Edward Bhesania listens to the performance of at London’s Purcell Room on 14 January 2024 


Randall Goosby: embracing experimentation. Photo: Kaupo Kikkas

At the end of this programme – titled ‘Intersections: Black Music & Words’ – Randall Goosby remarked to the audience with some pride and not a little relief that he hadn’t known how it would turn out. He needn’t have worried, thanks in no small part to his naturally poised playing, propelled by a sweet and rich tone.

The concert, around 80 minutes without an interval, interweaved words and music from Black writers and composers, with Randall informally addressing the audience. Viola player and writer Jameel Martin lent his rich bass voice in readings of his own texts before each of the five numbers selected from the Negro Melodies by Coleridge-Taylor (originally for solo piano and arranged for piano trio).

The Movement for string trio by Coleridge-Taylor Perkinson brought a more modern idiom, its metrical tricks – described by Goosby as ‘rhythmic mischief’ – smoothly negotiated, and the work’s spareness in places imbued with great intensity.
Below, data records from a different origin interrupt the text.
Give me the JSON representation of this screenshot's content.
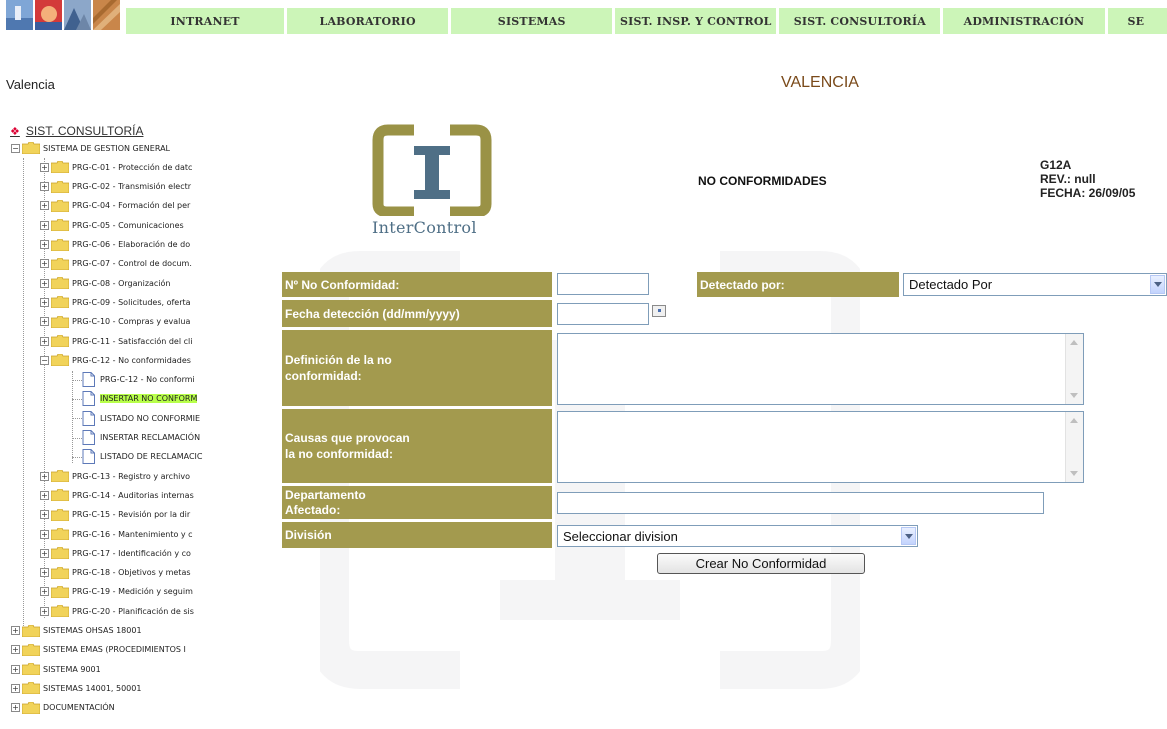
{
  "nav": {
    "items": [
      "INTRANET",
      "LABORATORIO",
      "SISTEMAS",
      "SIST. INSP. Y CONTROL",
      "SIST. CONSULTORÍA",
      "ADMINISTRACIÓN",
      "SE"
    ],
    "bg_color": "#ccf5b8"
  },
  "city_left": "Valencia",
  "city_right": "VALENCIA",
  "tree": {
    "root": "SIST. CONSULTORÍA",
    "group": "SISTEMA DE GESTION GENERAL",
    "items": [
      "PRG-C-01 - Protección de datc",
      "PRG-C-02 - Transmisión electr",
      "PRG-C-04 - Formación del per",
      "PRG-C-05 - Comunicaciones",
      "PRG-C-06 - Elaboración de do",
      "PRG-C-07 - Control de docum.",
      "PRG-C-08 - Organización",
      "PRG-C-09 - Solicitudes, oferta",
      "PRG-C-10 - Compras y evalua",
      "PRG-C-11 - Satisfacción del cli",
      "PRG-C-12 - No conformidades"
    ],
    "subitems": [
      "PRG-C-12 - No conformi",
      "INSERTAR NO CONFORM",
      "LISTADO NO CONFORMIE",
      "INSERTAR RECLAMACIÓN",
      "LISTADO DE RECLAMACIC"
    ],
    "items_after": [
      "PRG-C-13 - Registro y archivo",
      "PRG-C-14 - Auditorias internas",
      "PRG-C-15 - Revisión por la dir",
      "PRG-C-16 - Mantenimiento y c",
      "PRG-C-17 - Identificación y co",
      "PRG-C-18 - Objetivos y metas",
      "PRG-C-19 - Medición y seguim",
      "PRG-C-20 - Planificación de sis"
    ],
    "top_level": [
      "SISTEMAS OHSAS 18001",
      "SISTEMA EMAS (PROCEDIMIENTOS I",
      "SISTEMA 9001",
      "SISTEMAS 14001, 50001",
      "DOCUMENTACIÓN"
    ],
    "selected_color": "#b8ff4a"
  },
  "logo": {
    "text": "InterControl",
    "color": "#9a9246",
    "accent": "#4f6f86"
  },
  "doc": {
    "title": "NO CONFORMIDADES",
    "code": "G12A",
    "rev": "REV.: null",
    "fecha": "FECHA: 26/09/05"
  },
  "form": {
    "label_color": "#a39a4e",
    "n_label": "Nº No Conformidad:",
    "detectado_label": "Detectado por:",
    "detectado_value": "Detectado Por",
    "fecha_label": "Fecha detección (dd/mm/yyyy)",
    "definicion_l1": "Definición de la no",
    "definicion_l2": "conformidad:",
    "causas_l1": "Causas que provocan",
    "causas_l2": "la no conformidad:",
    "depto_l1": "Departamento",
    "depto_l2": "Afectado:",
    "division_label": "División",
    "division_value": "Seleccionar division",
    "submit": "Crear No Conformidad"
  }
}
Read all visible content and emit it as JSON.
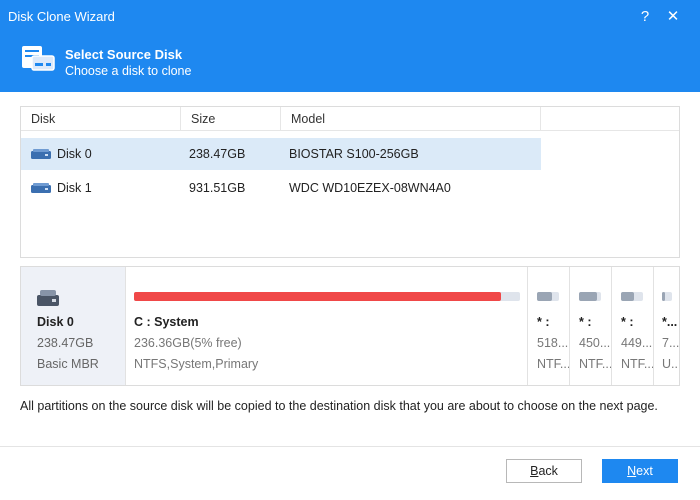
{
  "window": {
    "title": "Disk Clone Wizard",
    "help_glyph": "?",
    "close_glyph": "✕"
  },
  "header": {
    "title": "Select Source Disk",
    "subtitle": "Choose a disk to clone",
    "icon": "disk-clone-icon"
  },
  "table": {
    "columns": [
      "Disk",
      "Size",
      "Model"
    ],
    "rows": [
      {
        "disk": "Disk 0",
        "size": "238.47GB",
        "model": "BIOSTAR S100-256GB",
        "selected": true
      },
      {
        "disk": "Disk 1",
        "size": "931.51GB",
        "model": "WDC WD10EZEX-08WN4A0",
        "selected": false
      }
    ]
  },
  "layout": {
    "disk": {
      "name": "Disk 0",
      "size": "238.47GB",
      "type": "Basic MBR"
    },
    "partitions": [
      {
        "name": "C : System",
        "free": "236.36GB(5% free)",
        "fs": "NTFS,System,Primary",
        "used_fraction": 0.95
      },
      {
        "name": "* :",
        "free": "518...",
        "fs": "NTF...",
        "used_fraction": 0.7
      },
      {
        "name": "* :",
        "free": "450...",
        "fs": "NTF...",
        "used_fraction": 0.8
      },
      {
        "name": "* :",
        "free": "449...",
        "fs": "NTF...",
        "used_fraction": 0.6
      },
      {
        "name": "*...",
        "free": "7...",
        "fs": "U...",
        "used_fraction": 0.3
      }
    ]
  },
  "note": "All partitions on the source disk will be copied to the destination disk that you are about to choose on the next page.",
  "buttons": {
    "back_first": "B",
    "back_rest": "ack",
    "next_first": "N",
    "next_rest": "ext"
  },
  "colors": {
    "accent": "#1e88f0",
    "used_bar": "#f04848",
    "selected_row": "#dbeaf8"
  }
}
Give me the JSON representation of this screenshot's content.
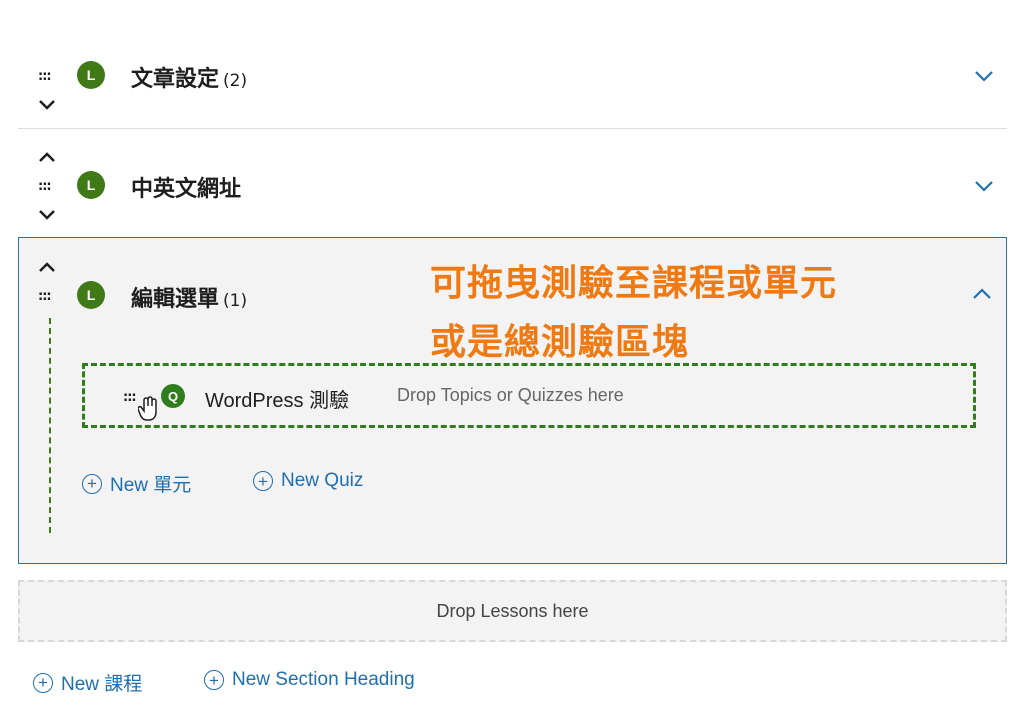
{
  "sections": [
    {
      "title": "文章設定",
      "count": "(2)"
    },
    {
      "title": "中英文網址",
      "count": ""
    },
    {
      "title": "編輯選單",
      "count": "(1)"
    }
  ],
  "lesson_badge": "L",
  "quiz_badge": "Q",
  "drag_handle": ":::",
  "annotation": {
    "line1": "可拖曳測驗至課程或單元",
    "line2": "或是總測驗區塊"
  },
  "quiz": {
    "title": "WordPress 測驗",
    "drop_hint": "Drop Topics or Quizzes here"
  },
  "section_actions": {
    "new_topic": "New 單元",
    "new_quiz": "New Quiz"
  },
  "drop_lessons": "Drop Lessons here",
  "footer_actions": {
    "new_lesson": "New 課程",
    "new_section_heading": "New Section Heading"
  },
  "plus_symbol": "+",
  "colors": {
    "badge_green": "#3f7a16",
    "link_blue": "#1f6fae",
    "annotation_orange": "#ef7a13",
    "panel_border": "#2d6fa3"
  }
}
For André Previn’s Four Songs for soprano, cello and piano (the soprano line arranged for violin), it probably wasn’t necessary both to precede each song with a reading of Toni Morrison’s text and to have the soprano part projected on the back wall, but the expression ranged from bleak to wistful to sublime. A crowd-pleaser to end – Air on a G String – ensured the audience went away happy.